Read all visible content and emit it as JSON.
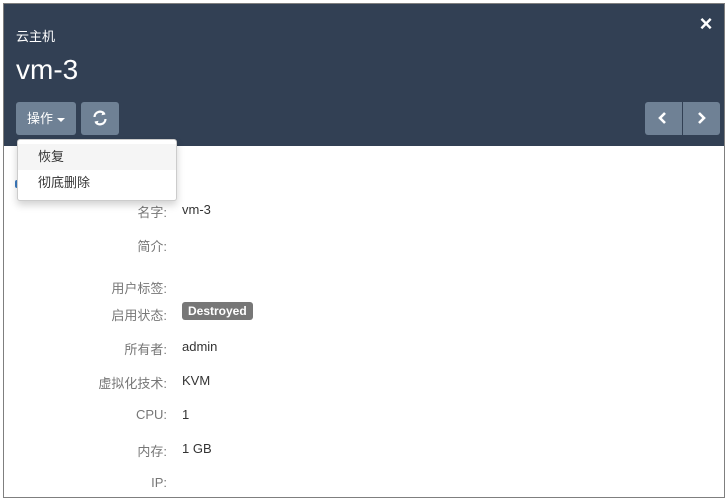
{
  "header": {
    "subtitle": "云主机",
    "title": "vm-3",
    "actions_label": "操作",
    "close_icon": "×"
  },
  "dropdown": {
    "items": [
      {
        "label": "恢复"
      },
      {
        "label": "彻底删除"
      }
    ]
  },
  "details": {
    "name": {
      "label": "名字:",
      "value": "vm-3"
    },
    "description": {
      "label": "简介:",
      "value": ""
    },
    "user_tags": {
      "label": "用户标签:",
      "value": ""
    },
    "state": {
      "label": "启用状态:",
      "value": "Destroyed"
    },
    "owner": {
      "label": "所有者:",
      "value": "admin"
    },
    "hypervisor": {
      "label": "虚拟化技术:",
      "value": "KVM"
    },
    "cpu": {
      "label": "CPU:",
      "value": "1"
    },
    "memory": {
      "label": "内存:",
      "value": "1 GB"
    },
    "ip": {
      "label": "IP:",
      "value": ""
    }
  },
  "colors": {
    "header_bg": "#324054",
    "button_bg": "#6f8195",
    "badge_bg": "#777777"
  }
}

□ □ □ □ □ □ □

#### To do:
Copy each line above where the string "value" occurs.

#### Response to the task:
      "value": "vm-3"
      "value": ""
      "value": ""
      "value": "Destroyed"
      "value": "admin"
      "value": "KVM"
      "value": "1"
      "value": "1 GB"
      "value": ""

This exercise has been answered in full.